(Material to process begins)

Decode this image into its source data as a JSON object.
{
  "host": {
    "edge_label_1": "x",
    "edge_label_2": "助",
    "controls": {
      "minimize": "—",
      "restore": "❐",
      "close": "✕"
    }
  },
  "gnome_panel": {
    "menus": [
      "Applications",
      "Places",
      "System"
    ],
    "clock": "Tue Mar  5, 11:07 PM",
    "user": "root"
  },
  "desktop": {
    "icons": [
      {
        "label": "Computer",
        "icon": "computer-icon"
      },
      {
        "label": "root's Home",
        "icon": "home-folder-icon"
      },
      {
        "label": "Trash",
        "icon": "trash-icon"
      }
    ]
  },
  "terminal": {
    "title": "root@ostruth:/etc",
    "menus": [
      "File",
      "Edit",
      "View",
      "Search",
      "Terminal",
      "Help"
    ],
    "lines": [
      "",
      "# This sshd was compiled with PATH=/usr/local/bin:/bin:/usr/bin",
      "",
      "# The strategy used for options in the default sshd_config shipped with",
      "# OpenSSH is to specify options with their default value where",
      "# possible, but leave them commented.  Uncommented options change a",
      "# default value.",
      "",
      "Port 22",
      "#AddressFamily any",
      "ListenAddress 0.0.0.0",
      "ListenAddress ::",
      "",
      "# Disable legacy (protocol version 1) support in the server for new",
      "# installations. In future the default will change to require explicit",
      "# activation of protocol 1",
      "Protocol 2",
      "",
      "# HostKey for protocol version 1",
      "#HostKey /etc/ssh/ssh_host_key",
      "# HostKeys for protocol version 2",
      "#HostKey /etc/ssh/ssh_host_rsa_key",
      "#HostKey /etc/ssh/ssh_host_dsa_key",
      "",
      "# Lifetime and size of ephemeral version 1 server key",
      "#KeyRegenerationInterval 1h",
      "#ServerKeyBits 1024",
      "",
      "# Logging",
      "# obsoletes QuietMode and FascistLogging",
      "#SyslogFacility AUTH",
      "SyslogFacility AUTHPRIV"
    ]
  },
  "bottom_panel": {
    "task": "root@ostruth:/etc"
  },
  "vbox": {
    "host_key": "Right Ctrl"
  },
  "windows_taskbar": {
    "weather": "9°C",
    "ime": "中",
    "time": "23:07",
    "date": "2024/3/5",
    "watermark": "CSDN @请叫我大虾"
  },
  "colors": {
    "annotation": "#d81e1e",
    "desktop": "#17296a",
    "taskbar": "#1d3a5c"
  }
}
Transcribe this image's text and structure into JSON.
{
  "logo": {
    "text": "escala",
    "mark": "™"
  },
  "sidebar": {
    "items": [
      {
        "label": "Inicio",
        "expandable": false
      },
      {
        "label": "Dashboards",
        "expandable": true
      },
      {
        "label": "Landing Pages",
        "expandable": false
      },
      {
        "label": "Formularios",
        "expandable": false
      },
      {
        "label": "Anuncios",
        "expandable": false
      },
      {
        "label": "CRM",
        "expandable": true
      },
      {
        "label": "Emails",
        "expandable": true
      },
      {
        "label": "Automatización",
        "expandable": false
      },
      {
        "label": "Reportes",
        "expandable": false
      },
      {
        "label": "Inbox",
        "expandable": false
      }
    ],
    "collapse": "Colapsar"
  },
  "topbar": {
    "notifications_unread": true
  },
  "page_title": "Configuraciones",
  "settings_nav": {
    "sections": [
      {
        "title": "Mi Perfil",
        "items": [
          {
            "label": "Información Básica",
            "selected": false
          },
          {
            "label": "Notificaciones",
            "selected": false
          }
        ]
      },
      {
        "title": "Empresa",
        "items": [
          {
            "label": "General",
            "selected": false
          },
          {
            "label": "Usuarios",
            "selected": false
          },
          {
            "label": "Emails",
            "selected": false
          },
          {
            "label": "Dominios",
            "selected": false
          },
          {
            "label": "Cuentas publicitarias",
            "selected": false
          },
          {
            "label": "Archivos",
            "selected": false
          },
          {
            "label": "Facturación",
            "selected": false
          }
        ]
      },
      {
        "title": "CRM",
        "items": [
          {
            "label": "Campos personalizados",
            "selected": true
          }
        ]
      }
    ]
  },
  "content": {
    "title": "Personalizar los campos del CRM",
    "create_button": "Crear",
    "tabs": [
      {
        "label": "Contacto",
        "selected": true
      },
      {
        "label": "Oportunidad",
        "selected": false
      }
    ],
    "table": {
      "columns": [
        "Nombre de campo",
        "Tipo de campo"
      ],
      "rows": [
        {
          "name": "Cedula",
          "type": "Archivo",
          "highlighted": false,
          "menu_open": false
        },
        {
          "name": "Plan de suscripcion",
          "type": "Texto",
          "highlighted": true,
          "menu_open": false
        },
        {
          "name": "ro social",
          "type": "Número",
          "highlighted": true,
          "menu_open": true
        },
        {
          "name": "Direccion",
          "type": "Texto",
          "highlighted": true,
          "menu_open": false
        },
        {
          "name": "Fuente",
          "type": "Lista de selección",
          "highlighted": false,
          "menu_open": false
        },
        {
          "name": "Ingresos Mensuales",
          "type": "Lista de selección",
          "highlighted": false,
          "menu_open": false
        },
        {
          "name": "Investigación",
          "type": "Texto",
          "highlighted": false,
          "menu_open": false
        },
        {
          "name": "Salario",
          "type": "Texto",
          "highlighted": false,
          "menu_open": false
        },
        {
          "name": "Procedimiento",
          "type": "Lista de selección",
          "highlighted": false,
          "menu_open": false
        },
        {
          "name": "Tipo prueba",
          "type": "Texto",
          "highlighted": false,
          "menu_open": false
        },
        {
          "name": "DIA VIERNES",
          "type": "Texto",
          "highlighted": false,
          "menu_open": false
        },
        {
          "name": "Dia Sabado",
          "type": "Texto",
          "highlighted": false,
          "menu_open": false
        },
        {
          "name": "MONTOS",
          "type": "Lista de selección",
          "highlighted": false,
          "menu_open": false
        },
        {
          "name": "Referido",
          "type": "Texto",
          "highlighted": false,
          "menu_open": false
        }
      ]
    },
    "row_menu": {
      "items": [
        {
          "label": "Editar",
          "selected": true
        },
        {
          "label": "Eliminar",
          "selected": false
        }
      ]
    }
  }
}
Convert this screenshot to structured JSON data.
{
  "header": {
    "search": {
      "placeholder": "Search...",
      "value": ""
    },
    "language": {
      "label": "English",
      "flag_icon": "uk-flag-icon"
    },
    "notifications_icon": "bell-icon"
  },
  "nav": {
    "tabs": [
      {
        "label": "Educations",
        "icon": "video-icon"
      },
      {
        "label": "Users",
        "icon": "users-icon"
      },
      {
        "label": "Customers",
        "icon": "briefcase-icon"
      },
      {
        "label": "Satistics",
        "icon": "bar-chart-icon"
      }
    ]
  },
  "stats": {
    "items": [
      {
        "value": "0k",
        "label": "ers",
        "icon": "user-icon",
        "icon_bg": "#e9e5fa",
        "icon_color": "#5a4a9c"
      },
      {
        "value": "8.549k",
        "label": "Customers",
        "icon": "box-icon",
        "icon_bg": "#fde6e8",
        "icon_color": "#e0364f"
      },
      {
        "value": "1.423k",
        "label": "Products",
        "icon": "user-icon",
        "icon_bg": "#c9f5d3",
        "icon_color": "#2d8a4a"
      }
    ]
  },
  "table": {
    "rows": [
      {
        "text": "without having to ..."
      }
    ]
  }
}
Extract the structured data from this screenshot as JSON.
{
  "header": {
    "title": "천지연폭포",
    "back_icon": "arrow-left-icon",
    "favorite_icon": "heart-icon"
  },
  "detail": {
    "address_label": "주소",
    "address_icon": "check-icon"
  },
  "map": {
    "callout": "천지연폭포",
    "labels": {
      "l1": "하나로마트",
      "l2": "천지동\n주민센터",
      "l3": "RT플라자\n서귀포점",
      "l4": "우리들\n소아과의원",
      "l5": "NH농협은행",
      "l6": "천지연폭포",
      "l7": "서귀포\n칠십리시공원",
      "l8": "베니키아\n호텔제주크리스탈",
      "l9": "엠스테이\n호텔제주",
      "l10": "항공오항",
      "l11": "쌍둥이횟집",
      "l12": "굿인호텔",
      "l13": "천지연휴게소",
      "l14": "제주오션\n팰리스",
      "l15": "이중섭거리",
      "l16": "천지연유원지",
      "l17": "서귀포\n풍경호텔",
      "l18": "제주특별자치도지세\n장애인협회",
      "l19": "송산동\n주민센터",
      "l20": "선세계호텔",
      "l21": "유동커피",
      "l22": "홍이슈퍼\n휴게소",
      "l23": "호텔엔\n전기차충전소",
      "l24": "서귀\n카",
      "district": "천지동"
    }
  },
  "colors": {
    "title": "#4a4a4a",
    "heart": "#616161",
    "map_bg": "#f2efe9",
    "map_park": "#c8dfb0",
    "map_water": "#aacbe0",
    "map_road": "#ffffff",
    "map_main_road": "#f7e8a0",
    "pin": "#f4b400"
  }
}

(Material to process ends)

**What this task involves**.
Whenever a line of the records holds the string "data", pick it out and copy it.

**Written response**.
Decode this image into its source data as a JSON object.
Convert this screenshot to structured JSON data.
Extract the structured data from this screenshot as JSON.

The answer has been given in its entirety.